    2. Far more important than what these notes are calledis what they do in helping you make the transition fromacquiring information from others to making it yourown.

      This welcome point is not often seen in the broader literature on this subject! Thanks Dan!

  23. Jun 2022
  24. danallosso.substack.com danallosso.substack.com
    1. https://danallosso.substack.com/p/note-cards?s=r

      Outline of one of Dan's experiments writing a handbook about reading, thinking, and writing. He's taking a zettelkasten-like approach, but doing it as a stand-alone project with little indexing and crosslinking of ideas or creating card addresses.

      This sounds more akin to the processes of Vladimir Nabokov and Ryan Holiday/Robert Greene.

    1. https://www.youtube.com/watch?v=G60o31ay_D0

      Maintaining multiple blogs or websites for each topic one is interested in can be exhausting.

      Example: Dan Allosso indicates that he's gotten overwhelmed at keeping things "everywhere" rather than in one place. (~4:40)

  25. May 2022
  26. Mar 2022
    1. https://www.youtube.com/watch?v=NsRFTd1MndM

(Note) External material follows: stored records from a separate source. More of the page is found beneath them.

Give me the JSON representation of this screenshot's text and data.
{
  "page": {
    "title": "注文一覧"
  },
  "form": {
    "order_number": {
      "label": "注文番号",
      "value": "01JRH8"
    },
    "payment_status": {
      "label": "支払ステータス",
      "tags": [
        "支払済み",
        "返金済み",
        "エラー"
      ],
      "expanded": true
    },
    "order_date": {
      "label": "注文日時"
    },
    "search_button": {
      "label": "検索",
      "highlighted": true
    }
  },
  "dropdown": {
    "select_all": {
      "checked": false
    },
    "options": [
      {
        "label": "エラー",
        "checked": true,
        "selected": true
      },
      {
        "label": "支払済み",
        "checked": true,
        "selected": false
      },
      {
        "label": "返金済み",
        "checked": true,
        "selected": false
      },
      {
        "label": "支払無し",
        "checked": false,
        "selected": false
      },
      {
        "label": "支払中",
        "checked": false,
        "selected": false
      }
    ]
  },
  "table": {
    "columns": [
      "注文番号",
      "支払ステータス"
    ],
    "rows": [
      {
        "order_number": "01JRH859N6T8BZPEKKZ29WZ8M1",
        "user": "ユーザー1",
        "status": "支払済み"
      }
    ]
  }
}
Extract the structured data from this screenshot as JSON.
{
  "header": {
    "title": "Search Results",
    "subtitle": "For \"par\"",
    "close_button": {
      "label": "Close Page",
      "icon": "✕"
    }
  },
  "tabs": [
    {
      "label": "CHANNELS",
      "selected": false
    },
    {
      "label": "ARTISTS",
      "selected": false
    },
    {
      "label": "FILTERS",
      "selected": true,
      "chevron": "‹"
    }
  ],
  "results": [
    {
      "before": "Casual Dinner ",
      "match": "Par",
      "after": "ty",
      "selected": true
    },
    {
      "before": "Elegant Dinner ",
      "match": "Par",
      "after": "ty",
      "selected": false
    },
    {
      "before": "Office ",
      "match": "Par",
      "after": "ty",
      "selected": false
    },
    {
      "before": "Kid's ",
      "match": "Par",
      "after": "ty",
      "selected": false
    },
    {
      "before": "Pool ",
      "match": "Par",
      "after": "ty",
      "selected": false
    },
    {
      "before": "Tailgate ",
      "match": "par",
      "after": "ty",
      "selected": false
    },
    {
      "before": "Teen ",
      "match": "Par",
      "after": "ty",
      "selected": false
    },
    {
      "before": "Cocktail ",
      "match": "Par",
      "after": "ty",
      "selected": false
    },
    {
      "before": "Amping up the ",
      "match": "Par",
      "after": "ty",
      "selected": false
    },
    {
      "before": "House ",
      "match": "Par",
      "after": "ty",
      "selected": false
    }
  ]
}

      Synoptic Obsidian Book Club

      Tentative Schedule beginning on Saturday, March 26, 2022

      Week 1

      Paul: Introduction and Part 1 Blair: Chapter 1

      Week 2

      Paul:Part 2 Blair:Chapter 2

      Week 3

      Paul: Part 3 Blair: Chapter 3

      Week 4

      Paul: Conclusion Blair: Chapter 4

      Week 5

      Paul: Any overflow from before?? Blair: Chapter 5

      Week 6

      (just in case we go over a bit???)

      Paul: Blair:

      Looks like the schedule in the Vault has changed to starting April 2

  27. Feb 2022
  28. Jan 2022
    1. https://www.youtube.com/watch?v=1ydqjJiQ4zs

      Dan Allosso looks at the graph view of his Obsidian vault in an attempt to clean up orphaned notes and connect them into his larger knowledge base.

      He uses a clever Kuiper belt comet analogy to describe bringing these notes into his his solar system.

  29. Nov 2021
    1. I watched Christian from Zettelkasten.de taking notes from a book. He’s a professional note-taker, and it still took him two hours to take four notes in the first video - it does take forever to make good permanent notes.

      An example of someone taking notes in public to model the process. Also an example of the time it takes to make notes.

      Has Dan Allosso (@danallosso) done something along these lines as an example on his YouTube channel?